Increase Water Power

Olympia and Washington, D.C. appear to be in love with high cost wind and solar power while discriminating against low cost hydro power. Generous government subsidizes are provided to encourage the development of these new intermittent resources.
For example, if a homeowner puts solar panels on their rooftop, they can get a credit from the state of 54 cents for each kilowatt produced, when using solar components made in Washington State. Wind developers receive generous investment tax credits and production tax credits from both state and federal governments and ultimately you, the taxpayer. The cost of hydroelectric energy is about three to four cents per kilowatt hour, while wind costs 11 to 12 cents per kilowatt and can only be relied on about 30% of the time. It must also be firmed up with other resources, often power or natural gas turbines. Without significant advances in low cost energy storage technology, intermittent wind and solar will never be a low cost, self sustaining resource like hydropower.
In my opinion, it’s time to level the playing field. Hydropower needs to be considered an eligible renewable too. If governments are going to provide incentives to build carbon free energy resources, they shouldn’t be picking the technology or the winners and losers; that is the job for utility experts who understand the complexities of keeping the electricity flowing 24/7.

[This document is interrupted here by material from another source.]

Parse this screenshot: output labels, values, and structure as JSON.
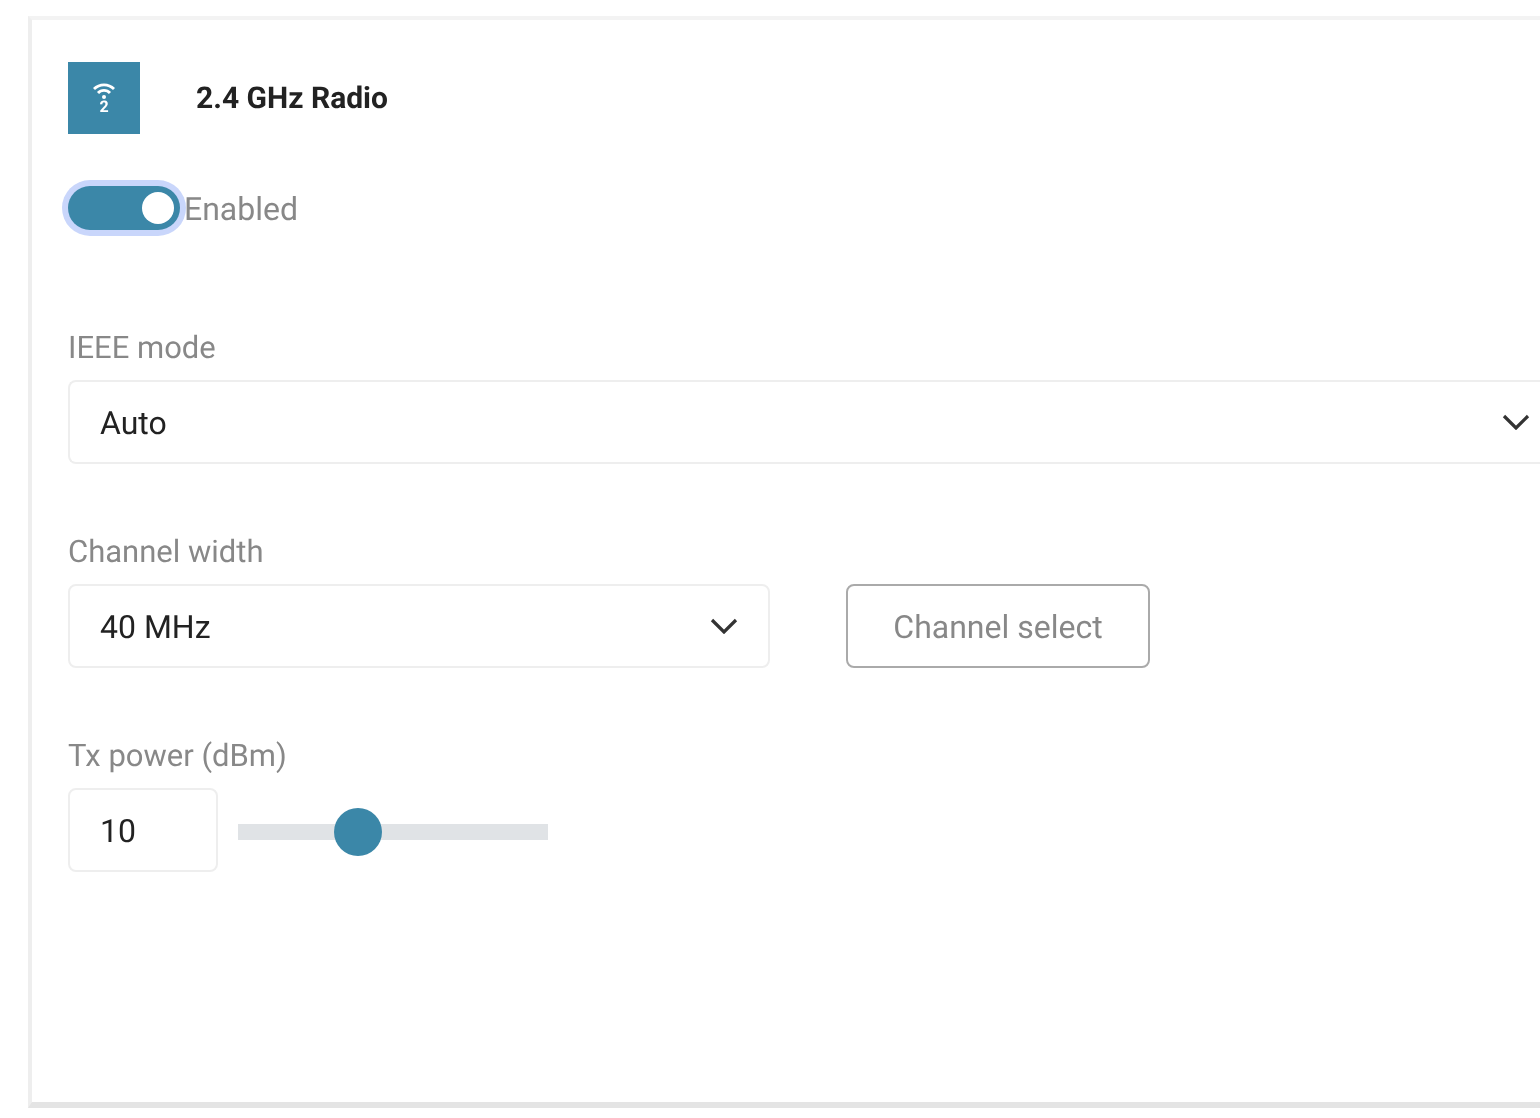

By including new, low impact hydroelectric in the State’s renewable portfolio standards, both the ratepayers and the taxpayers will save money. After all, hydropower is really free solar energy with storage. Mother Nature, via the sun, evaporation, condensation and rain, recycles water continuously- from the mountain tops, to the ocean and over again. Hydropower is the simplest and most cost effective energy resource in the world with the lightest environmental footprint. Don’t you think it’s time for a change from Olympia? That’s my view.
Sincerely, Karl Denison Commissioner, District 1